Isaac Newtons theory of universal gravitation (part of classical mechanics) states the following: Every single point mass attracts every other point mass by a force pointing along the line combining the two. ...
Vector field given by vectors of the form (âˆ’y, x) In mathematics a vector field is a construction in vector calculus which associates a vector to every point in a (locally) Euclidean space. ...
This article is about vectors that have a particular relation to the spatial coordinates. ...
This article is about vectors that have a particular relation to the spatial coordinates. ...
Because the force field is conservative, there is a scalar potential energy at each point in space associated with the force fields, this is called gravitational potential. Potential energy can be thought of as energy stored within a physical system. ...

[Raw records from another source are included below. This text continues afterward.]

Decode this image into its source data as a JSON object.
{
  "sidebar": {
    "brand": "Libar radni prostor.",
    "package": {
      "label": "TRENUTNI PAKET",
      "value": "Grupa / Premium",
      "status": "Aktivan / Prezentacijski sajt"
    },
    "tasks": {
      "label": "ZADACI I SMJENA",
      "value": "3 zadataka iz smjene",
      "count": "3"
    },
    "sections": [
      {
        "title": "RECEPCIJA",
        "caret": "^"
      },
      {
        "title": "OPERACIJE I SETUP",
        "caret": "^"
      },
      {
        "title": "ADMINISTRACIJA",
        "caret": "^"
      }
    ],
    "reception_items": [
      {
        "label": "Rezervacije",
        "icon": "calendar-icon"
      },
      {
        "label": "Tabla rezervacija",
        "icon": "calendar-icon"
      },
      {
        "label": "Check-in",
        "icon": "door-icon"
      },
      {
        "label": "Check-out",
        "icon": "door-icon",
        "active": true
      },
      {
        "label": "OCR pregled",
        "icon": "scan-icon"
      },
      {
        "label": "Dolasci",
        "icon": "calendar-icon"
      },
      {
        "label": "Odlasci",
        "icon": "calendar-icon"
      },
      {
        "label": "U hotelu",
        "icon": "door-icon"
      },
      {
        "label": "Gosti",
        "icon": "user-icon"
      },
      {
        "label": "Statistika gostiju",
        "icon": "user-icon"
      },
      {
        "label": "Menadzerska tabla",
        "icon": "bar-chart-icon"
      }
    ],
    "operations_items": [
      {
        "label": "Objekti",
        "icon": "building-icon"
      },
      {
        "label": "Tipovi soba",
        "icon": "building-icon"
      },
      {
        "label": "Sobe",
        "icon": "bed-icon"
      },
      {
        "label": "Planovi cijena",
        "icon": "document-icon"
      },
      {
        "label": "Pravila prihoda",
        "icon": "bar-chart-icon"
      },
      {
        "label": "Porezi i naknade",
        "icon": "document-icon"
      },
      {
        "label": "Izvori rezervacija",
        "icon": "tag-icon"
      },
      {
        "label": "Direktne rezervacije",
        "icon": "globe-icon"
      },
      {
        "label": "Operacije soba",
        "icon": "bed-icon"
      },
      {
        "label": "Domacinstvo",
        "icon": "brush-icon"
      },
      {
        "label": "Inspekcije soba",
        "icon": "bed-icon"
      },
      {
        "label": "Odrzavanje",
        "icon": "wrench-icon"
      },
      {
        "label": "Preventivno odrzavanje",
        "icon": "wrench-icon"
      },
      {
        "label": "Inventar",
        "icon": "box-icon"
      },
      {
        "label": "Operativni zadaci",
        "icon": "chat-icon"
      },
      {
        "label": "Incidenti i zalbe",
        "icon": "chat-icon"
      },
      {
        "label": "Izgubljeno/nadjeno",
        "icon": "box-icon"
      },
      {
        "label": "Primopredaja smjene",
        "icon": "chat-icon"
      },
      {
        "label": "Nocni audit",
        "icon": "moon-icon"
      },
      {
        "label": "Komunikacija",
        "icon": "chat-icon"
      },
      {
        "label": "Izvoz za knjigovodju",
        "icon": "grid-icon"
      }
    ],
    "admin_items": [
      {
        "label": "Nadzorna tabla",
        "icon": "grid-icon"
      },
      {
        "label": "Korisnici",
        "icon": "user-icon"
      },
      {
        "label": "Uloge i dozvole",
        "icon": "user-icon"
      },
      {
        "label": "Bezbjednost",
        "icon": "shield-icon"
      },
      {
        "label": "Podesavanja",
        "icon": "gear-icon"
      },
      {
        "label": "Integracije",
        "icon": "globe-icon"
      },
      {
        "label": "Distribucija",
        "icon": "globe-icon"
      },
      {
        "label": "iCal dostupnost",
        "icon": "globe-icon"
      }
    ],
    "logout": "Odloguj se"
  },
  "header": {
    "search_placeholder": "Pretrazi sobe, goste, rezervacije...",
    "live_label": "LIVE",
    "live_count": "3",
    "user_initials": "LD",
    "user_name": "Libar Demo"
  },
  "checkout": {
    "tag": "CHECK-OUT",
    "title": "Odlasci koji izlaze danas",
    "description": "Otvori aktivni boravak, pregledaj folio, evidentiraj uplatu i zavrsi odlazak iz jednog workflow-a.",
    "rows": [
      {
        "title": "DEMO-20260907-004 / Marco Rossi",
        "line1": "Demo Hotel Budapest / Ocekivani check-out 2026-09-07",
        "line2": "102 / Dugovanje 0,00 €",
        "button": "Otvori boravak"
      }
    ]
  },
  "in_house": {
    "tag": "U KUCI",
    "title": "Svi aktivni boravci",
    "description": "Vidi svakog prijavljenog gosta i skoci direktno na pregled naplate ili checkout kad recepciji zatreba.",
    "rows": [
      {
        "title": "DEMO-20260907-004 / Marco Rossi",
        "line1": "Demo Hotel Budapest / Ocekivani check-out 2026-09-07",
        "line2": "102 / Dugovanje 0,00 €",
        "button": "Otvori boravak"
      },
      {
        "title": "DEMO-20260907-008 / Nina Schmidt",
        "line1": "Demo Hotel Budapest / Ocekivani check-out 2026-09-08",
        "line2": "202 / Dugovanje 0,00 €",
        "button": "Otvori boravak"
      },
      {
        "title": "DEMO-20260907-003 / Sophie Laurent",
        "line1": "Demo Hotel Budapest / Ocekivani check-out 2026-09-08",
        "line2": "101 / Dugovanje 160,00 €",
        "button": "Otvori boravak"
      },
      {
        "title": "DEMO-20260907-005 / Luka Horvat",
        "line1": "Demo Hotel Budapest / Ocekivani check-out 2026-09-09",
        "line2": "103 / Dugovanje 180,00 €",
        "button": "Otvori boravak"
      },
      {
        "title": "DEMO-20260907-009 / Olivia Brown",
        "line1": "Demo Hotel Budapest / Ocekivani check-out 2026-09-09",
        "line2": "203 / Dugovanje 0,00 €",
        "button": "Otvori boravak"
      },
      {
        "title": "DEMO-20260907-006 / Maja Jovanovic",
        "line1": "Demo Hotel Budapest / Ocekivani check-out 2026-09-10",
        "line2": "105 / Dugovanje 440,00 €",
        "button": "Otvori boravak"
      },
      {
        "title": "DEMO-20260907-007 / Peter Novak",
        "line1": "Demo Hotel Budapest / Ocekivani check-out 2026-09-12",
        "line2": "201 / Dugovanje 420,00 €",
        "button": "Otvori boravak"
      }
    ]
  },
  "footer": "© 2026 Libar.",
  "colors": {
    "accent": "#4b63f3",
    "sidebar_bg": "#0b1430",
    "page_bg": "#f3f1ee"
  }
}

In general relativity In general relativity the gravitational field is determined as the solution of Einstein's field equations. These equations are dependent on the distribution of matter and energy in a region of space, unlike Newtonian gravity, which is dependent only on the distribution of matter. The fields themselves in general relativity represent the curvature of spacetime. General relativity states that being in a region of curved space is equivalent to accelerating up the gradient of the field. By Newton's second law, this will cause an object to experience a fictitious force if it is held still with respect to the field. This is why a person will feel himself pulled down by the force of gravity while standing still on the Earth's surface. In general the gravitational fields predicted by general relativity differ in their effects only slightly from those predicted by classical mechanics, but there are a number of easily verifiable differences, one of the most well known being the bending of light in such fields. For a less technical and generally accessible introduction to the topic, see Introduction to general relativity. ...
The Einstein field equations (EFE) or Einsteins equations are a set of ten equations in Einsteins theory of general relativity in which the fundamental force of gravitation is described as a curved spacetime caused by matter and energy. ...

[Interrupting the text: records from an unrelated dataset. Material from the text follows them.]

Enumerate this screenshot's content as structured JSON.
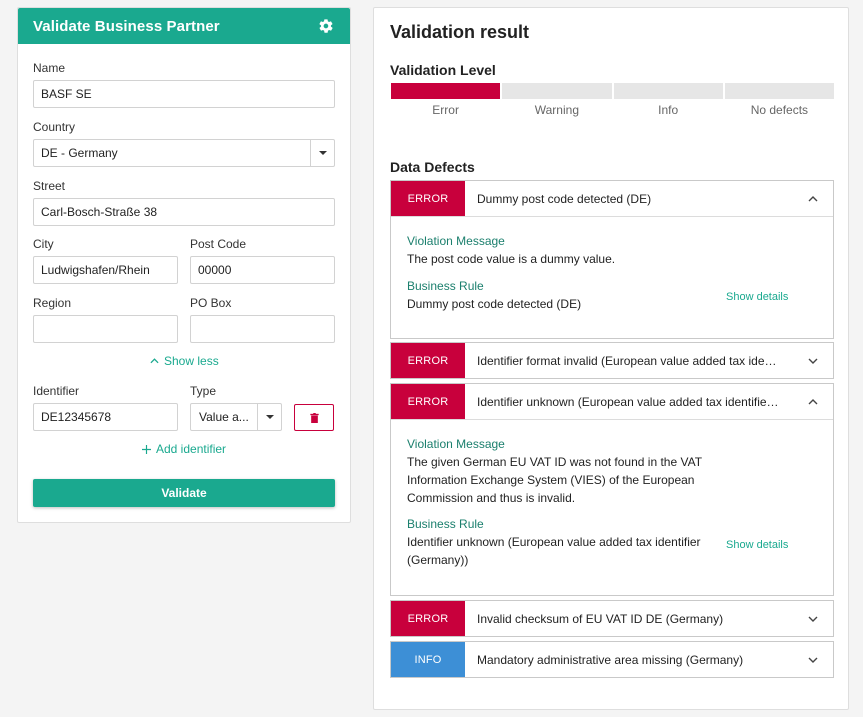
{
  "form": {
    "title": "Validate Business Partner",
    "name_label": "Name",
    "name_value": "BASF SE",
    "country_label": "Country",
    "country_value": "DE - Germany",
    "street_label": "Street",
    "street_value": "Carl-Bosch-Straße 38",
    "city_label": "City",
    "city_value": "Ludwigshafen/Rhein",
    "postcode_label": "Post Code",
    "postcode_value": "00000",
    "region_label": "Region",
    "region_value": "",
    "pobox_label": "PO Box",
    "pobox_value": "",
    "show_less": "Show less",
    "identifier_label": "Identifier",
    "identifier_value": "DE12345678",
    "type_label": "Type",
    "type_value": "Value a...",
    "add_identifier": "Add identifier",
    "validate_button": "Validate"
  },
  "result": {
    "title": "Validation result",
    "level_heading": "Validation Level",
    "levels": [
      "Error",
      "Warning",
      "Info",
      "No defects"
    ],
    "active_level_index": 0,
    "defects_heading": "Data Defects",
    "violation_label": "Violation Message",
    "rule_label": "Business Rule",
    "show_details": "Show details",
    "defects": [
      {
        "severity": "ERROR",
        "title": "Dummy post code detected (DE)",
        "expanded": true,
        "message": "The post code value is a dummy value.",
        "rule": "Dummy post code detected (DE)"
      },
      {
        "severity": "ERROR",
        "title": "Identifier format invalid (European value added tax identifi...",
        "expanded": false
      },
      {
        "severity": "ERROR",
        "title": "Identifier unknown (European value added tax identifier (G...",
        "expanded": true,
        "message_lines": [
          "The given German EU VAT ID was not found in the VAT",
          "Information Exchange System (VIES) of the European",
          "Commission and thus is invalid."
        ],
        "rule_lines": [
          "Identifier unknown (European value added tax identifier",
          "(Germany))"
        ]
      },
      {
        "severity": "ERROR",
        "title": "Invalid checksum of EU VAT ID DE (Germany)",
        "expanded": false
      },
      {
        "severity": "INFO",
        "title": "Mandatory administrative area missing (Germany)",
        "expanded": false
      }
    ]
  },
  "colors": {
    "brand": "#1aa98f",
    "error": "#c8003c",
    "info": "#3d8fd6"
  },
  "icons": {
    "settings": "gear-icon",
    "delete": "trash-icon",
    "add": "plus-icon",
    "collapse": "chevron-up-icon",
    "expand": "chevron-down-icon"
  }
}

For a less technical and generally accessible introduction to the topic, see Introduction to general relativity. ...
In the physics of relativity, the equivalence principle is applied to several related concepts dealing with gravitation and the uniformity of physical measurements in different frames of reference. ...
Acceleration is the time rate of change of velocity and/or direction, and at any point on a velocitytime graph, it is given by the slope of the tangent to the curve at that point. ...

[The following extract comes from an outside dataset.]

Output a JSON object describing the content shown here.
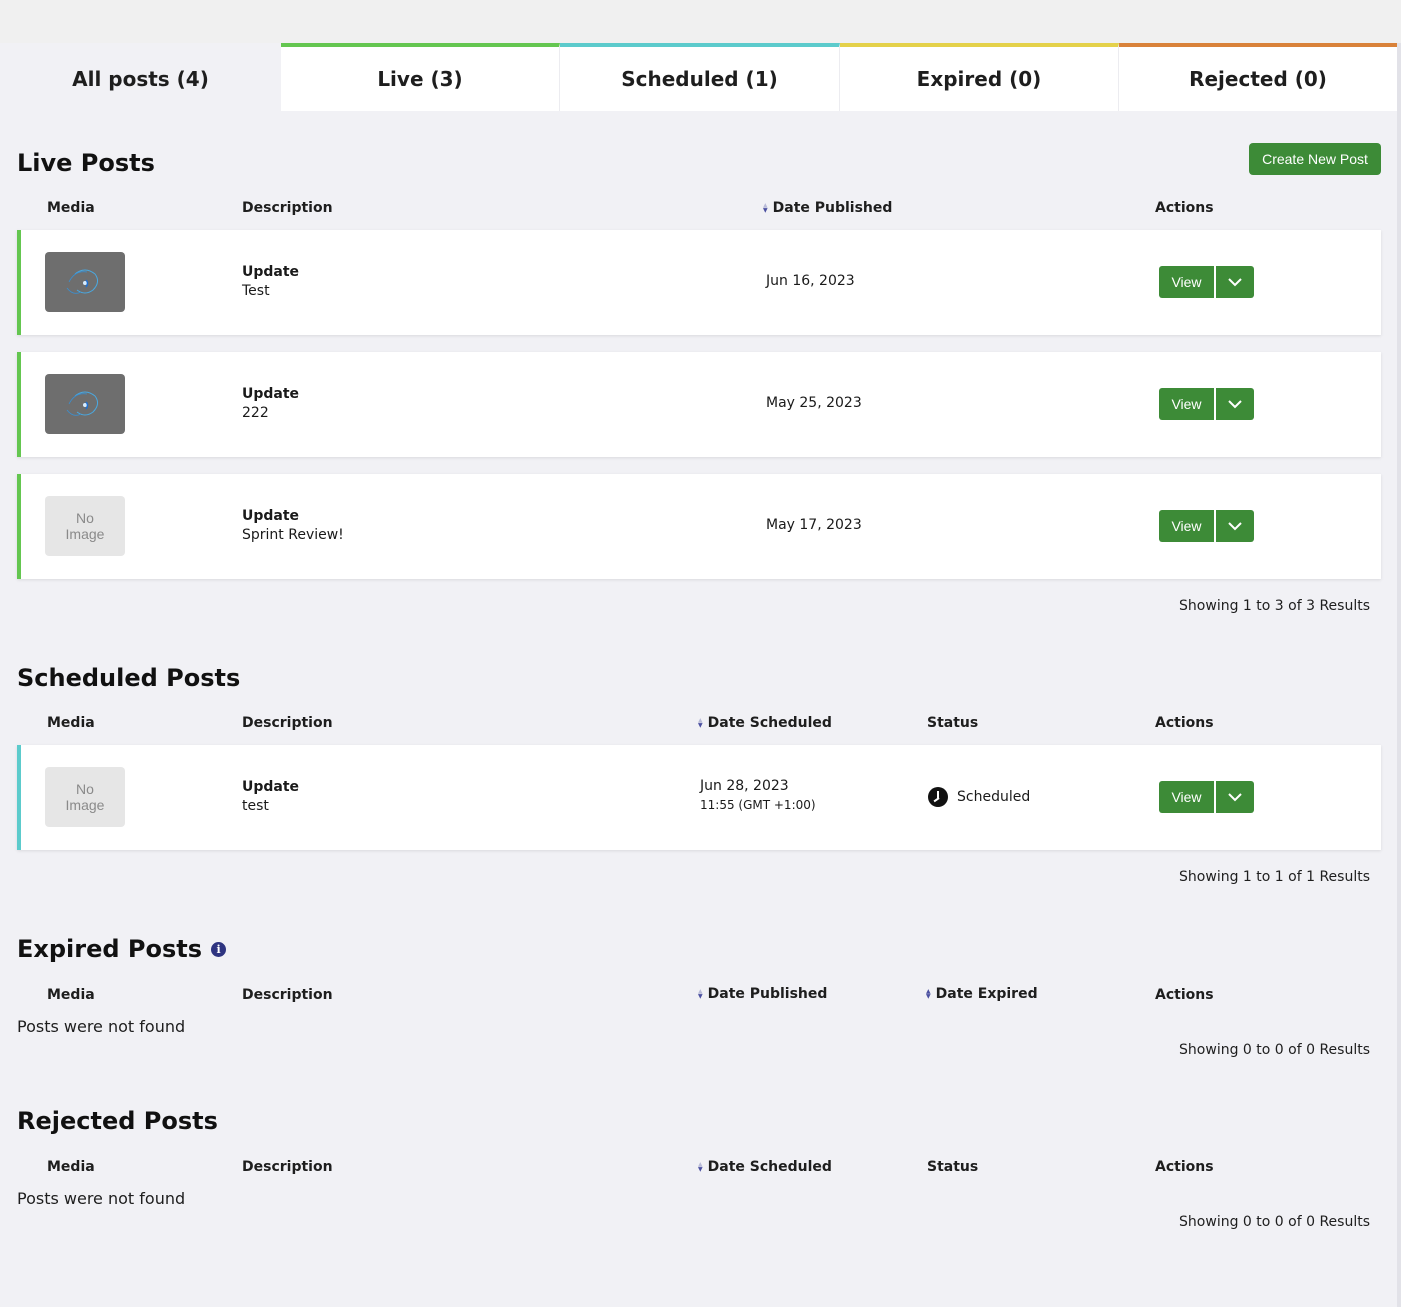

For other uses, see Gradient (disambiguation). ...
Newtons First and Second laws, in Latin, from the original 1687 edition of the Principia Mathematica. ...
A fictitious force is an apparent force that acts on all masses in a noninertial frame of reference, e. ...
For a less technical and generally accessible introduction to the topic, see Introduction to general relativity. ...
For a less technical and generally accessible introduction to the topic, see Introduction to general relativity. ...
See also Gravity redirects here. ...
Classical mechanics (commonly confused with Newtonian mechanics, which is a subfield thereof) is used for describing the motion of macroscopic objects, from projectiles to parts of machinery, as well as astronomical objects, such as spacecraft, planets, stars, and galaxies. ...
Newtons First and Second laws, in Latin, from the original 1687 edition of the Principia Mathematica. ...
Isaac Newtons theory of universal gravitation (part of classical mechanics) states the following: Every single point mass attracts every other point mass by a force pointing along the line combining the two. ...
Potential energy can be thought of as energy stored within a physical system. ...
Tests of Einsteins general theory of relativity did not provide an experimental foundation for the theory until well after it was introduced in 1915. ...